Start of DATASET EXTRACT

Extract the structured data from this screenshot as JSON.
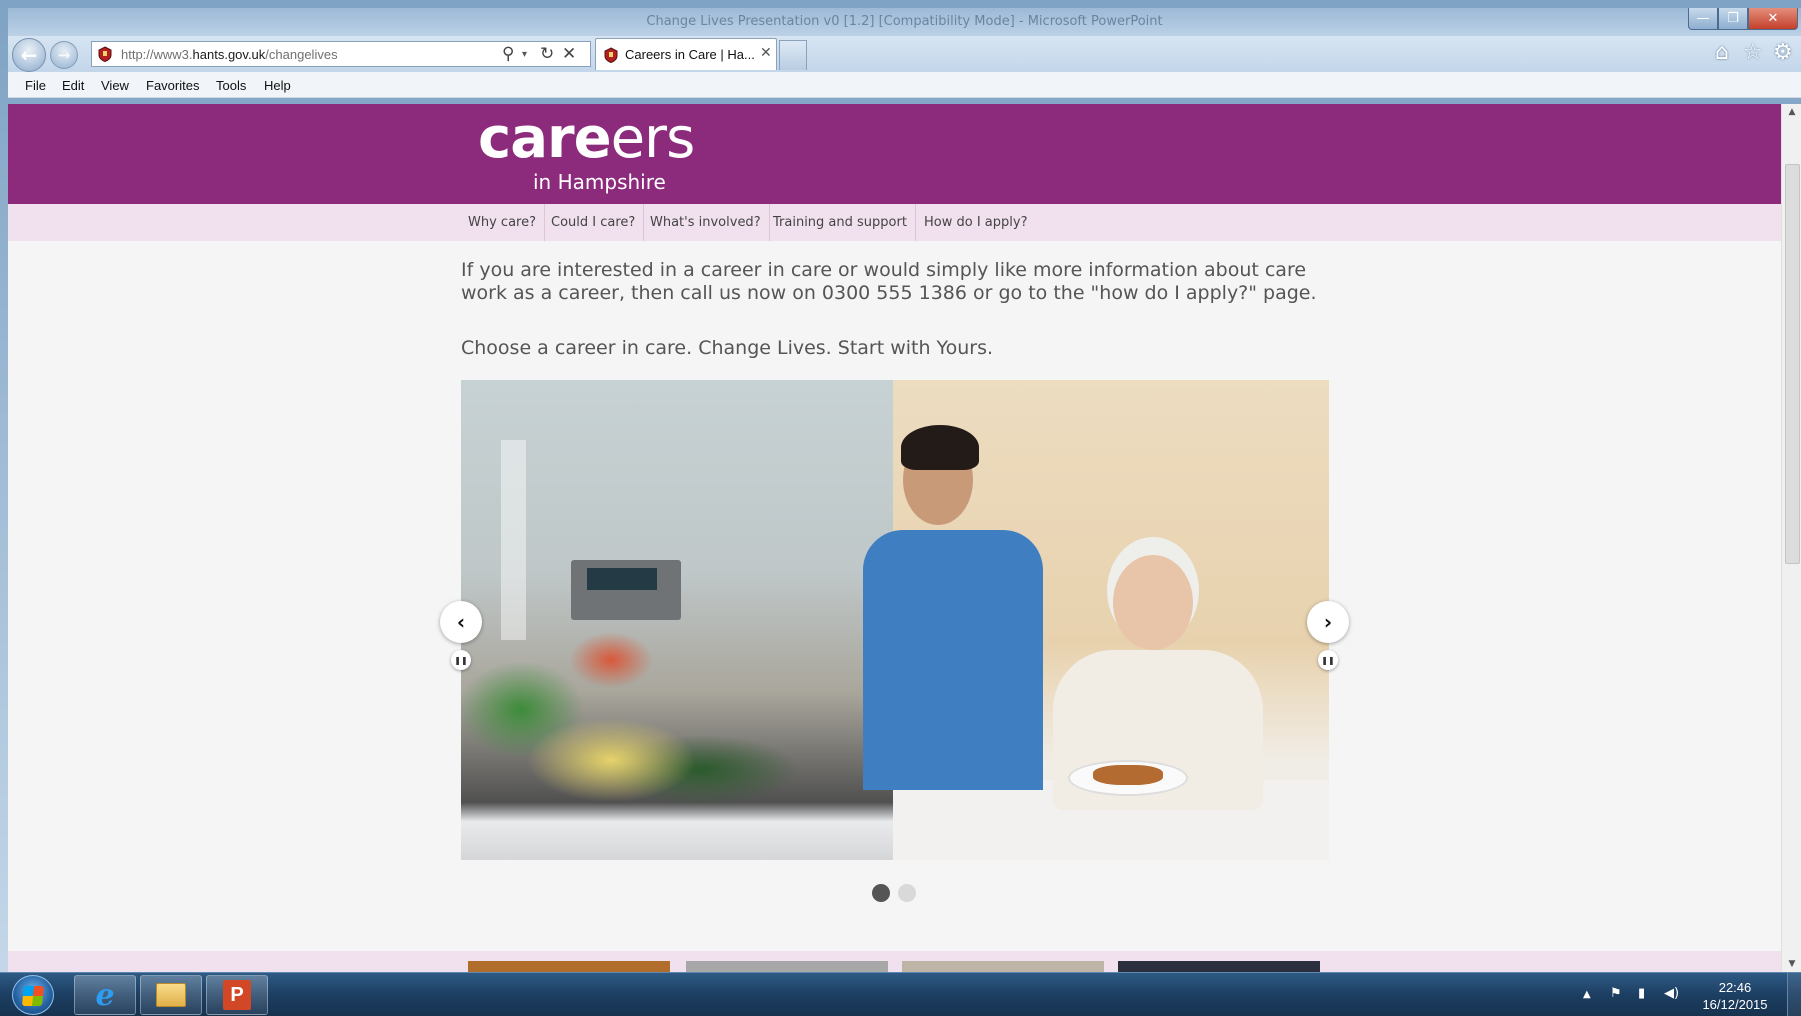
{
  "browser": {
    "window_title": "Change Lives Presentation v0 [1.2] [Compatibility Mode] - Microsoft PowerPoint",
    "window_controls": {
      "minimize": "—",
      "maximize": "❐",
      "close": "✕"
    },
    "nav": {
      "back": "←",
      "forward": "→"
    },
    "address": {
      "prefix": "http://www3.",
      "host": "hants.gov.uk",
      "path": "/changelives"
    },
    "address_icons": {
      "search": "⚲",
      "dropdown": "▾",
      "refresh": "↻",
      "stop": "✕"
    },
    "tab": {
      "label": "Careers in Care | Ha...",
      "close": "✕"
    },
    "toolbar_icons": {
      "home": "⌂",
      "favorites": "☆",
      "settings": "⚙"
    },
    "menu": {
      "file": "File",
      "edit": "Edit",
      "view": "View",
      "favorites": "Favorites",
      "tools": "Tools",
      "help": "Help"
    }
  },
  "page": {
    "logo": {
      "main_bold": "care",
      "main_light": "ers",
      "sub": "in Hampshire"
    },
    "nav": {
      "why": "Why care?",
      "could": "Could I care?",
      "involved": "What's involved?",
      "training": "Training and support",
      "apply": "How do I apply?"
    },
    "intro": "If you are interested in a career in care or would simply like more information about care work as a career, then call us now on 0300 555 1386 or go to the \"how do I apply?\" page.",
    "tagline": "Choose a career in care. Change Lives. Start with Yours.",
    "carousel": {
      "prev": "‹",
      "next": "›",
      "pause": "❚❚",
      "slide_count": 2,
      "active_slide": 1
    },
    "scrollbar": {
      "up": "▲",
      "down": "▼"
    }
  },
  "taskbar": {
    "ie_glyph": "e",
    "powerpoint_glyph": "P",
    "tray": {
      "expand": "▲",
      "flag": "⚑",
      "network": "▮",
      "volume": "◀)"
    },
    "clock": {
      "time": "22:46",
      "date": "16/12/2015"
    }
  },
  "colors": {
    "brand_purple": "#8c2a7b",
    "nav_pink": "#f1e1ee",
    "page_bg": "#f5f5f5"
  }
}
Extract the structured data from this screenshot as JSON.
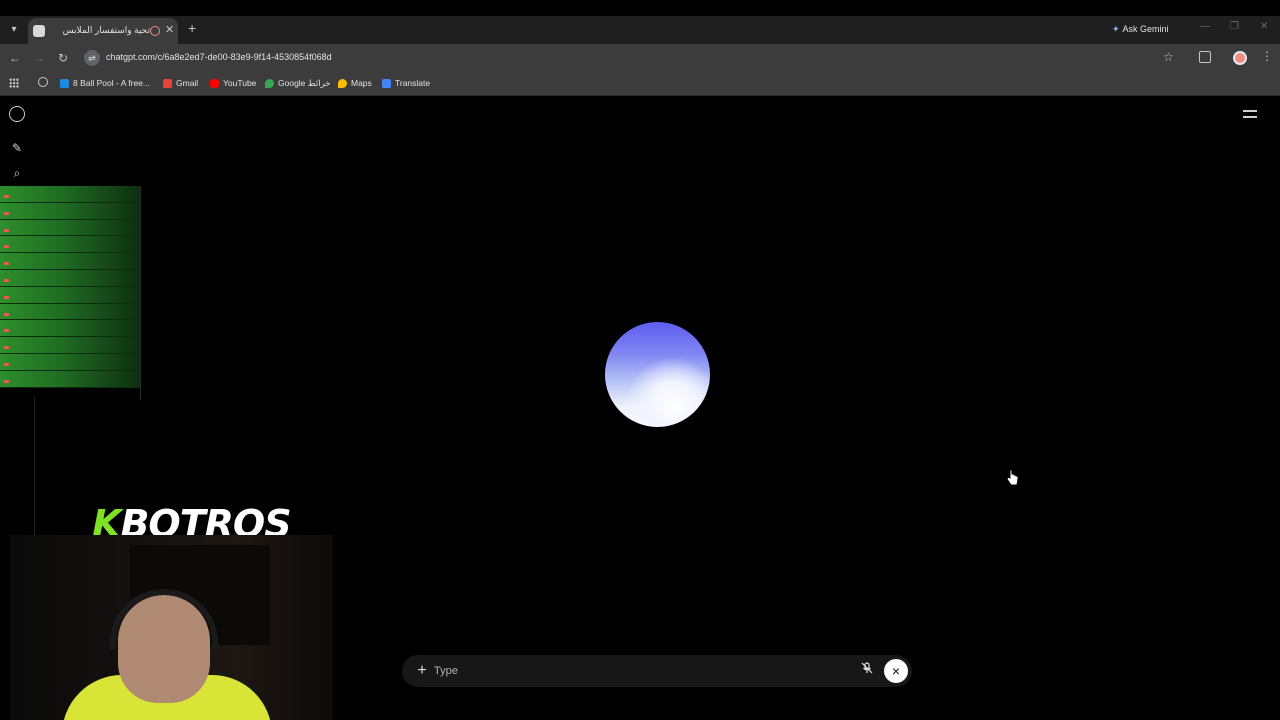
{
  "browser": {
    "tab": {
      "title": "تحية واستفسار الملابس"
    },
    "new_tab_symbol": "+",
    "ask_gemini": "Ask Gemini",
    "url": "chatgpt.com/c/6a8e2ed7-de00-83e9-9f14-4530854f068d",
    "bookmarks": [
      {
        "label": "8 Ball Pool - A free...",
        "icon": "8ball-icon",
        "color": "#1e88e5"
      },
      {
        "label": "Gmail",
        "icon": "gmail-icon",
        "color": "#ea4335"
      },
      {
        "label": "YouTube",
        "icon": "youtube-icon",
        "color": "#ff0000"
      },
      {
        "label": "Google خرائط",
        "icon": "maps-icon",
        "color": "#34a853"
      },
      {
        "label": "Maps",
        "icon": "maps-icon",
        "color": "#fbbc04"
      },
      {
        "label": "Translate",
        "icon": "translate-icon",
        "color": "#4285f4"
      }
    ]
  },
  "composer": {
    "placeholder": "Type",
    "plus_symbol": "+",
    "end_symbol": "×"
  },
  "overlay": {
    "brand_k": "K",
    "brand_rest": "BOTROS"
  },
  "colors": {
    "orb_top": "#5e5ef0",
    "orb_bottom": "#ffffff",
    "chat_list_green": "#2c8f2c",
    "brand_accent": "#7ee322"
  }
}
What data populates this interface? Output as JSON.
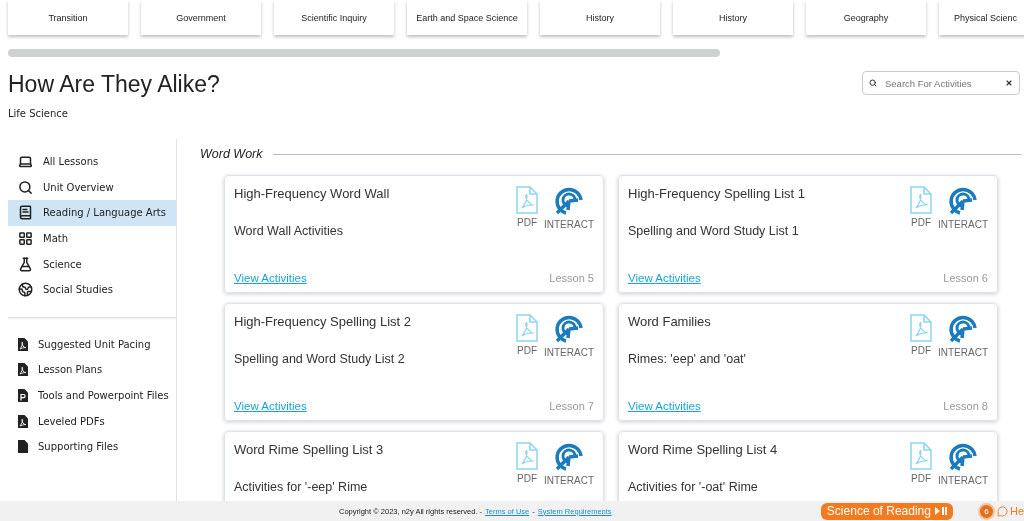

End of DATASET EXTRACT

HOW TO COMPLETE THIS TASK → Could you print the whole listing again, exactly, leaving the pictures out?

TASK OUTPUT →
Extract the structured data from this screenshot as JSON.
{
  "browser": {
    "window_title": "Change Lives Presentation v0 [1.2] [Compatibility Mode] - Microsoft PowerPoint",
    "window_controls": {
      "minimize": "—",
      "maximize": "❐",
      "close": "✕"
    },
    "nav": {
      "back": "←",
      "forward": "→"
    },
    "address": {
      "prefix": "http://www3.",
      "host": "hants.gov.uk",
      "path": "/changelives"
    },
    "address_icons": {
      "search": "⚲",
      "dropdown": "▾",
      "refresh": "↻",
      "stop": "✕"
    },
    "tab": {
      "label": "Careers in Care | Ha...",
      "close": "✕"
    },
    "toolbar_icons": {
      "home": "⌂",
      "favorites": "☆",
      "settings": "⚙"
    },
    "menu": {
      "file": "File",
      "edit": "Edit",
      "view": "View",
      "favorites": "Favorites",
      "tools": "Tools",
      "help": "Help"
    }
  },
  "page": {
    "logo": {
      "main_bold": "care",
      "main_light": "ers",
      "sub": "in Hampshire"
    },
    "nav": {
      "why": "Why care?",
      "could": "Could I care?",
      "involved": "What's involved?",
      "training": "Training and support",
      "apply": "How do I apply?"
    },
    "intro": "If you are interested in a career in care or would simply like more information about care work as a career, then call us now on 0300 555 1386 or go to the \"how do I apply?\" page.",
    "tagline": "Choose a career in care. Change Lives. Start with Yours.",
    "carousel": {
      "prev": "‹",
      "next": "›",
      "pause": "❚❚",
      "slide_count": 2,
      "active_slide": 1
    },
    "scrollbar": {
      "up": "▲",
      "down": "▼"
    }
  },
  "taskbar": {
    "ie_glyph": "e",
    "powerpoint_glyph": "P",
    "tray": {
      "expand": "▲",
      "flag": "⚑",
      "network": "▮",
      "volume": "◀)"
    },
    "clock": {
      "time": "22:46",
      "date": "16/12/2015"
    }
  },
  "colors": {
    "brand_purple": "#8c2a7b",
    "nav_pink": "#f1e1ee",
    "page_bg": "#f5f5f5"
  }
}
Extract the structured data from this screenshot as JSON.
{
  "browser": {
    "tab": {
      "title": "تحية واستفسار الملابس"
    },
    "new_tab_symbol": "+",
    "ask_gemini": "Ask Gemini",
    "url": "chatgpt.com/c/6a8e2ed7-de00-83e9-9f14-4530854f068d",
    "bookmarks": [
      {
        "label": "8 Ball Pool - A free...",
        "icon": "8ball-icon",
        "color": "#1e88e5"
      },
      {
        "label": "Gmail",
        "icon": "gmail-icon",
        "color": "#ea4335"
      },
      {
        "label": "YouTube",
        "icon": "youtube-icon",
        "color": "#ff0000"
      },
      {
        "label": "Google خرائط",
        "icon": "maps-icon",
        "color": "#34a853"
      },
      {
        "label": "Maps",
        "icon": "maps-icon",
        "color": "#fbbc04"
      },
      {
        "label": "Translate",
        "icon": "translate-icon",
        "color": "#4285f4"
      }
    ]
  },
  "composer": {
    "placeholder": "Type",
    "plus_symbol": "+",
    "end_symbol": "×"
  },
  "overlay": {
    "brand_k": "K",
    "brand_rest": "BOTROS"
  },
  "colors": {
    "orb_top": "#5e5ef0",
    "orb_bottom": "#ffffff",
    "chat_list_green": "#2c8f2c",
    "brand_accent": "#7ee322"
  }
}
What data populates this interface? Output as JSON.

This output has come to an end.